SWM: I think the experience of 2015 should be enough to remind people of the importance of missions education. Between 600-800 international missionaries were brought home (because of budgetary shortfalls at the International Mission Board). When people know about the needs of the field, they respond by praying and by giving. When they don’t know, the reverse happens.

I think we have moved away from missions education because we have moved away from the Great Commission. We are failing at the one thing Jesus told us to do which is “make disciples.” Making disciples is a lifelong process.

I am who at I am today because Illinois Southern Baptists began pouring their lives into mine and discipling me through local church missions education, missions education camps, associational missions, campus ministry and statewide missions activities. I grew up passionate about the Cooperative Program because that was what I was taught. We lived and breathed missions in my small country church. It was not an option. It was part of the DNA of our congregation.

IB: People today are awfully busy. How can WMU leaders find time on the church schedule for missions education?

SWM: We live in a wonderful age where resources are readily available and creativity abounds. There are countless ways to engage in missions education and involvement.

WMU provides premier missions resources. I think the problem is not with church schedules or other issues. I think the primary problem is that we have forgotten our “why.”

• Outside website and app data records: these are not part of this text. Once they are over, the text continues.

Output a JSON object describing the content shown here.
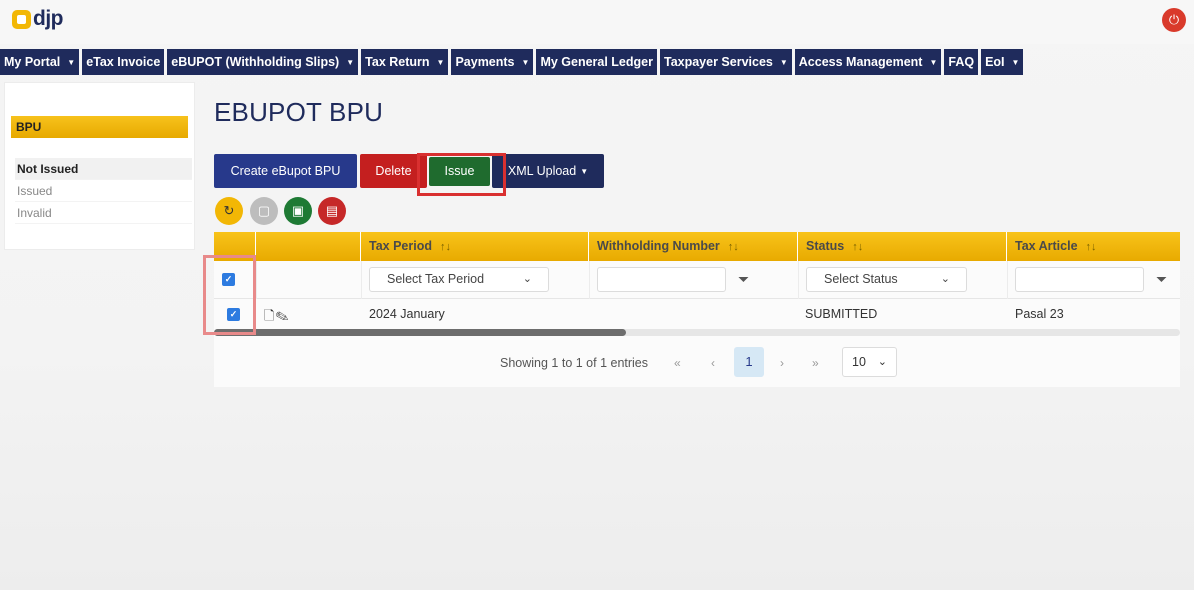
{
  "app": {
    "logo_text": "djp"
  },
  "nav": [
    {
      "label": "My Portal",
      "dropdown": true
    },
    {
      "label": "eTax Invoice",
      "dropdown": false
    },
    {
      "label": "eBUPOT (Withholding Slips)",
      "dropdown": true
    },
    {
      "label": "Tax Return",
      "dropdown": true
    },
    {
      "label": "Payments",
      "dropdown": true
    },
    {
      "label": "My General Ledger",
      "dropdown": false
    },
    {
      "label": "Taxpayer Services",
      "dropdown": true
    },
    {
      "label": "Access Management",
      "dropdown": true
    },
    {
      "label": "FAQ",
      "dropdown": false
    },
    {
      "label": "EoI",
      "dropdown": true
    }
  ],
  "sidebar": {
    "heading": "BPU",
    "items": [
      {
        "label": "Not Issued",
        "active": true
      },
      {
        "label": "Issued",
        "active": false
      },
      {
        "label": "Invalid",
        "active": false
      }
    ]
  },
  "page": {
    "title": "EBUPOT BPU"
  },
  "actions": {
    "create": "Create eBupot BPU",
    "delete": "Delete",
    "issue": "Issue",
    "xml_upload": "XML Upload"
  },
  "table": {
    "columns": [
      {
        "label": "Tax Period"
      },
      {
        "label": "Withholding Number"
      },
      {
        "label": "Status"
      },
      {
        "label": "Tax Article"
      }
    ],
    "filters": {
      "tax_period_placeholder": "Select Tax Period",
      "status_placeholder": "Select Status"
    },
    "rows": [
      {
        "tax_period": "2024 January",
        "withholding_number": "",
        "status": "SUBMITTED",
        "tax_article": "Pasal 23",
        "checked": true
      }
    ]
  },
  "pagination": {
    "info": "Showing 1 to 1 of 1 entries",
    "first": "«",
    "prev": "‹",
    "current": "1",
    "next": "›",
    "last": "»",
    "page_size": "10"
  },
  "colors": {
    "navy": "#1f2b5c",
    "gold": "#f2b705",
    "red": "#c41f1f",
    "green": "#1f6b2e",
    "blue": "#27398b"
  }
}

Our identity is with Christ. We believe Christ gave his all for us. We follow his teachings and his example. We do it all for the sake of Christ. We believe we are people made in the image of God with infinite worth because we are his creation. We know we are broken people in need of restoration and healing. Through Christ’s forgiveness, mercy, and grace, our lives are being made new. We are passionate about telling his story and how it has changed us. We want every culture to know his story and be changed by it as well. We give our lives to that pursuit. That is why we do what we do.

IB: What does partnering with the International Mission Board look like now, with a new leadership team and reduced missionary force from funding challenges?

SWM: I’m looking forward to discussions with both IMB and NAMB (North American Mission Board) when I get settled, but believe our partnership will focus on reaching the nations for Christ as it always has. WMU actively promotes the Lottie Moon Christmas Offering and Week of Prayer for International Missions, encourages members to pray for missionaries daily through the missionary prayer calendar, coordinates stateside housing, provides water filters through Pure Water, Pure Love, and so much more.

IB: What is WMU’s main point of connection with NAMB, given its church planting focus?

SWM: Through our partnership with NAMB, we help participants live out the six objectives we discussed earlier. We count it a joy to be able to tell the stories of all our missionaries, as well as support their work through extensive promotion of the Annie Armstrong Easter Offering and Week of Prayer. We also support NAMB missionaries through Christmas in August, scholarships for MKs (missionary kids), and more. When it is possible, we continue to invest our lives in their ministries through hands-on involvement.

IB: How do you make missions cool in a world without borders? What is the compulsion to “Go…” when “all the world” seems so close these days?

SWM: For more than 125 years, the name of our organization has been said incorrectly in many venues. We are named Woman’s Missionary Union because it is the individual woman who understands and responds to God’s call on her life.

That is how we make missions cool. We help each individual understand their own giftedness and God’s call on their life to make disciples. It’s not about what you do. It’s about who you are in Christ. You were created in the image of God for His purpose and glory. We are here to help nurture that call.